ACTION ITEM =
Search the entries for the word "label" and return every line where it is found.

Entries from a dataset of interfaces

----------

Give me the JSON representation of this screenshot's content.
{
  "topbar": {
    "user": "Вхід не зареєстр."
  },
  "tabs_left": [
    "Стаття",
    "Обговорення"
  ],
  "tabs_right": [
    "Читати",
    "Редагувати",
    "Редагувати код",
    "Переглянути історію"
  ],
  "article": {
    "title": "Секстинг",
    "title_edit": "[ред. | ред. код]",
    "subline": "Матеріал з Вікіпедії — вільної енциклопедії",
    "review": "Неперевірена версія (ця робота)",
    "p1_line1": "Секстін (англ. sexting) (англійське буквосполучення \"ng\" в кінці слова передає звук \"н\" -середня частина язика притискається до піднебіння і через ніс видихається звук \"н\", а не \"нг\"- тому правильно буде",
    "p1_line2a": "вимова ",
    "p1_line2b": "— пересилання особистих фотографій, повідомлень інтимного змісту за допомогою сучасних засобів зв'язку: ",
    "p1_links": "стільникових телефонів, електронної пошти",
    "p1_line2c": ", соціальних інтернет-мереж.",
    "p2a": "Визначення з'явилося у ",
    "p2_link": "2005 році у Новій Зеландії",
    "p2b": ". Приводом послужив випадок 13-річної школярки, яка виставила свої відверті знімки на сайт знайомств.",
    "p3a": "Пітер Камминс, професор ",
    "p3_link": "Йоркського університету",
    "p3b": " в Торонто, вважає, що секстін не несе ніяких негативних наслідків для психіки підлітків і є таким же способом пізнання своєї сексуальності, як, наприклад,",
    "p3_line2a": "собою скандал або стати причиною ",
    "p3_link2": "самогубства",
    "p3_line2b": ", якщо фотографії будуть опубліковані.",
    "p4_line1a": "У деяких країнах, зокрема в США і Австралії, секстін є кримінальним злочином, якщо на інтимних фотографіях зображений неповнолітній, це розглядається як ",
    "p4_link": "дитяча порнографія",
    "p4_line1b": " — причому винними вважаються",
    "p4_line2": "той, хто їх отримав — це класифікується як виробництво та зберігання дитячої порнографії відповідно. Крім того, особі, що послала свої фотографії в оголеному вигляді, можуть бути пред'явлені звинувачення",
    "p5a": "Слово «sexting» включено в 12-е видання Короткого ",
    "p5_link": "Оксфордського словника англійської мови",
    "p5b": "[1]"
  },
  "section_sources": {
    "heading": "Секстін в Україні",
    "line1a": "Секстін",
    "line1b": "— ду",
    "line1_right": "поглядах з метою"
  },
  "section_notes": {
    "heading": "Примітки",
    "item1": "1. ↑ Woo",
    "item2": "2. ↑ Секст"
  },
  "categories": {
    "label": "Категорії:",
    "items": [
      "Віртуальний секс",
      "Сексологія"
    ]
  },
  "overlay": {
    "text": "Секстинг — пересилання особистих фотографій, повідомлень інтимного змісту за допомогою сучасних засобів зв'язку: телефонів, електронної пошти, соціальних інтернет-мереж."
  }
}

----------

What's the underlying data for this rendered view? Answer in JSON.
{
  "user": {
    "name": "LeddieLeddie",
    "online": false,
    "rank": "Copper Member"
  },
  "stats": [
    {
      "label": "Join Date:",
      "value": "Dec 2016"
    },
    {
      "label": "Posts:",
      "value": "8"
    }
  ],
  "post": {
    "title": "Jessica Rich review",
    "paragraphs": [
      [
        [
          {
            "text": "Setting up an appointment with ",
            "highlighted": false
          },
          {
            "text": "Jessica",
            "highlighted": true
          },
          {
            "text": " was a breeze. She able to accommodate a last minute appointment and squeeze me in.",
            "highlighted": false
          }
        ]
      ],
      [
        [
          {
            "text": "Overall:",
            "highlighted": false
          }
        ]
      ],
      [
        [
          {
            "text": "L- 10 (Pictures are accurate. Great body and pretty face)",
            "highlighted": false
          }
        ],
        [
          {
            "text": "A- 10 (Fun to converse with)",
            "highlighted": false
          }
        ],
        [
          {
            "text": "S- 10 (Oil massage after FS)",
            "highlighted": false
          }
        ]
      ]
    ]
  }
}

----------

COMPLETED TASK =
    "label": "Категорії:",
      "label": "Join Date:",
      "label": "Posts:",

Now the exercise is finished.